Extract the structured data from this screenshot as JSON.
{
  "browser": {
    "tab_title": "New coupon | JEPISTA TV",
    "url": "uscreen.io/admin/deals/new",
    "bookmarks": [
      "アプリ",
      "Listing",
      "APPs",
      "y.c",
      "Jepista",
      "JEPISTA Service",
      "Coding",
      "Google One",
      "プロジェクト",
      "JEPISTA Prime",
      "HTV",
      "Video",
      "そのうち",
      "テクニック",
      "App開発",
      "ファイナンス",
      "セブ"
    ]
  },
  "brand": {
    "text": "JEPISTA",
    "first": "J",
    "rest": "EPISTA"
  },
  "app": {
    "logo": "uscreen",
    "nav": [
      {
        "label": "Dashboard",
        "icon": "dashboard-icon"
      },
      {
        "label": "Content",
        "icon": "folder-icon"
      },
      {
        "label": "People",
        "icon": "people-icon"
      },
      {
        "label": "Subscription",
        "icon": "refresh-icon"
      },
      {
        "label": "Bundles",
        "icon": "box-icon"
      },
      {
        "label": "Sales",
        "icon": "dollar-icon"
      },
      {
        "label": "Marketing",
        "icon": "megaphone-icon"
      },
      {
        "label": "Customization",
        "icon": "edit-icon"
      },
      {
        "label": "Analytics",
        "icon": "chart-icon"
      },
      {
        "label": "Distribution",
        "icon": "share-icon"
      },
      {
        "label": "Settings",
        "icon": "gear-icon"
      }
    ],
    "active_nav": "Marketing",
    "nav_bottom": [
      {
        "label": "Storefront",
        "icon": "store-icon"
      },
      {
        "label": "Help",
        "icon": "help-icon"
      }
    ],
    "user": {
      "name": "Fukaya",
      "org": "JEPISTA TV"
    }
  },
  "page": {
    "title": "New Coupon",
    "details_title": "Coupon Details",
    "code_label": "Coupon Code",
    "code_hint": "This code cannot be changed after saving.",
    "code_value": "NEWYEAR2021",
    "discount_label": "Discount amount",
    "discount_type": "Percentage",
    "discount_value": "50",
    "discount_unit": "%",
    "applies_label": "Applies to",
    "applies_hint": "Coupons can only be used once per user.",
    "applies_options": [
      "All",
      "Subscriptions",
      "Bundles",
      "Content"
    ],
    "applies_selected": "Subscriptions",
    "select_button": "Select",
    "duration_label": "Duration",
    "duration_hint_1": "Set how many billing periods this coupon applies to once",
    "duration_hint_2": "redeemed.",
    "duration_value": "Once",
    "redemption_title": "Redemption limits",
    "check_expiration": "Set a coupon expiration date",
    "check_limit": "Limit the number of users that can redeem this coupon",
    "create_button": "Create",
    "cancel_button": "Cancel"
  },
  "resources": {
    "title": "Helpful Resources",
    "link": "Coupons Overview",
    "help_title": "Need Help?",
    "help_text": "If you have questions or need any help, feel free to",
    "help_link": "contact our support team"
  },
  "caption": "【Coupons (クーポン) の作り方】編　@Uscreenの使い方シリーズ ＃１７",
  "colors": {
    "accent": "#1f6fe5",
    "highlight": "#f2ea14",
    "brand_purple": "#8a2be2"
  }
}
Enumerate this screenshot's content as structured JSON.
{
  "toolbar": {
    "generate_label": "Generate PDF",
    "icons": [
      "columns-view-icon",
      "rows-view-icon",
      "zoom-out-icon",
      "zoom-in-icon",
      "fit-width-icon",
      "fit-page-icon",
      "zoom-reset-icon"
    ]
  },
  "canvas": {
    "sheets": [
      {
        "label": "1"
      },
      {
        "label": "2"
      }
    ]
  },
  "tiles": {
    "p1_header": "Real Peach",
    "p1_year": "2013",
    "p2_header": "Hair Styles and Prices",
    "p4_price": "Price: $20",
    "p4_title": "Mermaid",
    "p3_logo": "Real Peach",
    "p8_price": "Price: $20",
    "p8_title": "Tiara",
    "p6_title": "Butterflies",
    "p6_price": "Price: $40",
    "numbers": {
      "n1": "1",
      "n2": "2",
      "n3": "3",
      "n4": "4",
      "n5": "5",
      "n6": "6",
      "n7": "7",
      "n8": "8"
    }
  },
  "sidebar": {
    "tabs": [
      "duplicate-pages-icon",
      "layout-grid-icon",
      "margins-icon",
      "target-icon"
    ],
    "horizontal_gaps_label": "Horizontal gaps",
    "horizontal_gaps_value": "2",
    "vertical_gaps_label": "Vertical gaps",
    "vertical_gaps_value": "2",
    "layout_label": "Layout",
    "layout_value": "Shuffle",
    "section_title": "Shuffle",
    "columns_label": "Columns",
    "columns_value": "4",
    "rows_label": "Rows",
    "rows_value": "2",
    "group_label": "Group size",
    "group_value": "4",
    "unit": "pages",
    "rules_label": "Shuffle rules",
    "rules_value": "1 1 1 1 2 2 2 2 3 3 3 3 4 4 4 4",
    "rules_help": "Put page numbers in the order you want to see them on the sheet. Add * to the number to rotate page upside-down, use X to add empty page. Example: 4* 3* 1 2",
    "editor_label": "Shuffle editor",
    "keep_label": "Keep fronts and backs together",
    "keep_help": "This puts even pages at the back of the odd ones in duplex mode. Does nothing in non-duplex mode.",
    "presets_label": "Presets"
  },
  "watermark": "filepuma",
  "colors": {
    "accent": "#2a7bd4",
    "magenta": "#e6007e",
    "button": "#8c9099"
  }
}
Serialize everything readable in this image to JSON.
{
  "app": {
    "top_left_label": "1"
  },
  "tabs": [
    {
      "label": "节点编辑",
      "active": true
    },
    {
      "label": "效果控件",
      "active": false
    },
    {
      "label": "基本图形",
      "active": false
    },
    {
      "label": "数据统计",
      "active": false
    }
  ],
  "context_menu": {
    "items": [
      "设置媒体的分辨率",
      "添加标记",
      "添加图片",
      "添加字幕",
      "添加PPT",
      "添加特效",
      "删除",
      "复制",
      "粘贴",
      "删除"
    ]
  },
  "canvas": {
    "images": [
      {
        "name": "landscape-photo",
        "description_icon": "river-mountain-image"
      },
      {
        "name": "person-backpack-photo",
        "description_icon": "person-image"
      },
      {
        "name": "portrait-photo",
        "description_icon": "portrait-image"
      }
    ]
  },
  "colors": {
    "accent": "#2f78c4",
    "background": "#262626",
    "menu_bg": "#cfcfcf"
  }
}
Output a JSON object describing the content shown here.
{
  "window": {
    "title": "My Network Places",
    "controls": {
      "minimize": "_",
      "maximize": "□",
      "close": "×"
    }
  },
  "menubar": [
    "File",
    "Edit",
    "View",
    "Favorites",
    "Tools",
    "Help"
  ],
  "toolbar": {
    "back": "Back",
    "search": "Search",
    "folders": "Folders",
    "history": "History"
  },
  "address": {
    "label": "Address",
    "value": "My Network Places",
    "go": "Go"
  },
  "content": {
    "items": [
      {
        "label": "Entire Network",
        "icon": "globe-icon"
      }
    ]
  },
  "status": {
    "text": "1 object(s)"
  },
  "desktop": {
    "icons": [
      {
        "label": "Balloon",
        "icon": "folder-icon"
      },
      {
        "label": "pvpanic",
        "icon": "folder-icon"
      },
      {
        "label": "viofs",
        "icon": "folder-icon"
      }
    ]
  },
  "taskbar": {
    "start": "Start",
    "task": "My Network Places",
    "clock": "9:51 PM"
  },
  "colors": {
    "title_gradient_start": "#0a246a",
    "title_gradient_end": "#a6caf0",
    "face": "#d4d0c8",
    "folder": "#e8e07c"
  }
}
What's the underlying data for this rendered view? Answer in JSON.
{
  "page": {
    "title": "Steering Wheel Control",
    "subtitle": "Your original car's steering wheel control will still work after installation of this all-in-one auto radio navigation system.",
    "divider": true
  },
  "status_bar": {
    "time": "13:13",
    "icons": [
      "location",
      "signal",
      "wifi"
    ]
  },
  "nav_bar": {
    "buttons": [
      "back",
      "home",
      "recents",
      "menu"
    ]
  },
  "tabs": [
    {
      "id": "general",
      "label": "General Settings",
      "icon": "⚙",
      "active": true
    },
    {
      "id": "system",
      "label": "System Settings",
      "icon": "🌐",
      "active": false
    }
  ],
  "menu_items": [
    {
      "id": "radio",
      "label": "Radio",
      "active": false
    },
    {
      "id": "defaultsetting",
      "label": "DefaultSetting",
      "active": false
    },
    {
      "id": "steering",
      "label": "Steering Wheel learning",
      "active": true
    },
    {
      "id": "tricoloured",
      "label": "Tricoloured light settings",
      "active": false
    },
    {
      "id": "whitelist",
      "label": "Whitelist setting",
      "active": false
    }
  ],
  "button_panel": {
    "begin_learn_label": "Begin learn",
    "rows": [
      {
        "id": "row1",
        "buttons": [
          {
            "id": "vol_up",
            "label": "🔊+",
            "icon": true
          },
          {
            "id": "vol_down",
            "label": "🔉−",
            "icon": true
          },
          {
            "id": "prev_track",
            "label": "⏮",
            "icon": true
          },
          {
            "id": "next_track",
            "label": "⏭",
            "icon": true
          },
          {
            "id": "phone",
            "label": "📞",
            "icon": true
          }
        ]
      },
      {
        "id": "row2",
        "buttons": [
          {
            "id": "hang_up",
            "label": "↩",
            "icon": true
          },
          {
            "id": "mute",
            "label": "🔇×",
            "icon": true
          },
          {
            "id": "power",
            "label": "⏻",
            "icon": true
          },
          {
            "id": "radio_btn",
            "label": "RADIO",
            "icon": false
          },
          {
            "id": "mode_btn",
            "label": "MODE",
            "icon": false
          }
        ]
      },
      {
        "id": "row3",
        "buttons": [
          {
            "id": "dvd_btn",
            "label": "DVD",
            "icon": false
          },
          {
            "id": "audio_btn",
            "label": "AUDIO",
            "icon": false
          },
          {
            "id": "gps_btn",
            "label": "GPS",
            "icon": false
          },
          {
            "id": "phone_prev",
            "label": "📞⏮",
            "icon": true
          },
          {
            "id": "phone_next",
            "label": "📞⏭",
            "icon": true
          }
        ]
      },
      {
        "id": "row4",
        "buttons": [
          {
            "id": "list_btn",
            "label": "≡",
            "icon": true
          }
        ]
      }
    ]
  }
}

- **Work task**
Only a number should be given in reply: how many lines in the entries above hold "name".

- **Response to the exercise**
4